Algorithms and Heuristics are both methods of solving problems, but they differ in their methodology. Each can be used for a multitude of subjects, but algorithms are usually associated with mathematics, while heuristics are more loosely defined; the name can be applied to many processes that utilize experiential processing.
An Algorithm is a defined set of rules and/or steps used to solve specific problems. It is normally designed to run a problem through several states until a satisfactory conclusion is reached; for example, most math problems are solved using the Order of Operations -- multiply before dividing, parentheses first, etc. Using these rules, a user will be able to solve most problems that fit into that category without trouble, and all users will come up with the same result if they perform the calculations properly. Algorithms are also used in programming, as all computer technology is based in math; the operations of a processor chip are dictated by AND/OR decisions, which follow Algorithmic rules.
A Heuristic is any procedure that uses experience and/or trial-and-error testing to produce a result. While in day-to-day life, this can be as simple as testing different shoes until one pair fits, the specific word "Heuristic" is most often heard in computer programming. Procedural engines are built that do not rely on preset, finitely defined rules (as would an Algorithmic engine) but instead apply the user's actions against a learning template to produce better results on the fly. Virus protection programs often use Heuristic engines to seek out new viruses, spyware, and malware; programmers of these infectious programs change their systems constantly, so the virus protection program uses what it knows from previous scans as well as new definition lists and analysis to find infections that might otherwise slip past.

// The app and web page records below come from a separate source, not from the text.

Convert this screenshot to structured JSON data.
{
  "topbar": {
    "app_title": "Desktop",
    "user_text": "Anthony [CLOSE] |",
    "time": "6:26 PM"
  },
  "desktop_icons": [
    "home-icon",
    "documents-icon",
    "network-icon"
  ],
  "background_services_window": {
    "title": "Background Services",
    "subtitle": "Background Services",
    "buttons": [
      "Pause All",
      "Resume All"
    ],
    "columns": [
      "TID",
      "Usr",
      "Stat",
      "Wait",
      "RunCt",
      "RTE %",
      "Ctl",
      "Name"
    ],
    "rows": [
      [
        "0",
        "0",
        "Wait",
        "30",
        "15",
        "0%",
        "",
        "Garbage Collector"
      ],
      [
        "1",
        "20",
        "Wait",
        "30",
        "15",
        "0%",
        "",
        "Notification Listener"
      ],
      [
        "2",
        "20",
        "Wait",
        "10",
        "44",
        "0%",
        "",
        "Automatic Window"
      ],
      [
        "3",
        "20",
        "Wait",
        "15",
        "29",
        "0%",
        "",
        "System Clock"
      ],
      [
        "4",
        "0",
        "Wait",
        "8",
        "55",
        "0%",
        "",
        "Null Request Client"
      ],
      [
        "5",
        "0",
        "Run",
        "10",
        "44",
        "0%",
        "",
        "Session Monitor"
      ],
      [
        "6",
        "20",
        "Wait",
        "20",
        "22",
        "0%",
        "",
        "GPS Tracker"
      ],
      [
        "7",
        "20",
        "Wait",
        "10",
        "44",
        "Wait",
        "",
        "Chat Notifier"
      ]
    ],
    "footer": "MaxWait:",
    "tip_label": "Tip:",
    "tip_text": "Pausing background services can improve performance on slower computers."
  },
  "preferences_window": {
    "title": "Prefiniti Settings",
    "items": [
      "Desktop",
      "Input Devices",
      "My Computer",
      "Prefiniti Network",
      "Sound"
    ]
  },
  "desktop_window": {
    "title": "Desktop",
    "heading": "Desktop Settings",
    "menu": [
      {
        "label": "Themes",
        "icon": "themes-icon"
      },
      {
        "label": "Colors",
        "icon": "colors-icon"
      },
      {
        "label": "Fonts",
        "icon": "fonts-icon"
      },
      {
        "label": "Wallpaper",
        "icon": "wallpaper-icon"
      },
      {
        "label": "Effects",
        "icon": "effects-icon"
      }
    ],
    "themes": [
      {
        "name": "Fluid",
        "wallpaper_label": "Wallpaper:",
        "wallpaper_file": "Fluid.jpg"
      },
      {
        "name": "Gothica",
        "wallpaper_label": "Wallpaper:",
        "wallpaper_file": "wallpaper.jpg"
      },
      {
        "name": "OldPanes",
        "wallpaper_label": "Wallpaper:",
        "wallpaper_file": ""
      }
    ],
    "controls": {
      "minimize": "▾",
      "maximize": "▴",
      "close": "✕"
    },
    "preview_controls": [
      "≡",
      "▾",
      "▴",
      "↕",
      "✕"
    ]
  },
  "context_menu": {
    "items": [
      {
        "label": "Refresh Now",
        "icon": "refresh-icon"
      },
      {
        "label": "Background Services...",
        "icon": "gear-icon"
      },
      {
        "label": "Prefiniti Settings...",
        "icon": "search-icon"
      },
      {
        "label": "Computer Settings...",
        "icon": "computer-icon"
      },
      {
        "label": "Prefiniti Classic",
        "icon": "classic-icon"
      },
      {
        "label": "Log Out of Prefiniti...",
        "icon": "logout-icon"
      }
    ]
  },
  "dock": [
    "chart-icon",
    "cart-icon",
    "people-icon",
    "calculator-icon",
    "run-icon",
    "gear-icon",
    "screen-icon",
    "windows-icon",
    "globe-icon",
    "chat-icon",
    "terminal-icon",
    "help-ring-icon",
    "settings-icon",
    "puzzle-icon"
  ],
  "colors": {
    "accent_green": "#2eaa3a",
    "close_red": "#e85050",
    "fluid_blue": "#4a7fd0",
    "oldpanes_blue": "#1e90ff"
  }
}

Both Algorithms and Heuristics serve a common goal, but Algorithms are more suited to mathematics, and Heuristics (even if not under that name) are used in everyday life for many reasons. While Algorithms will come up with solid answers (and usually the same answer each time), Heuristics will allow the user's experience to inform decisions that might take more time if worked through logically.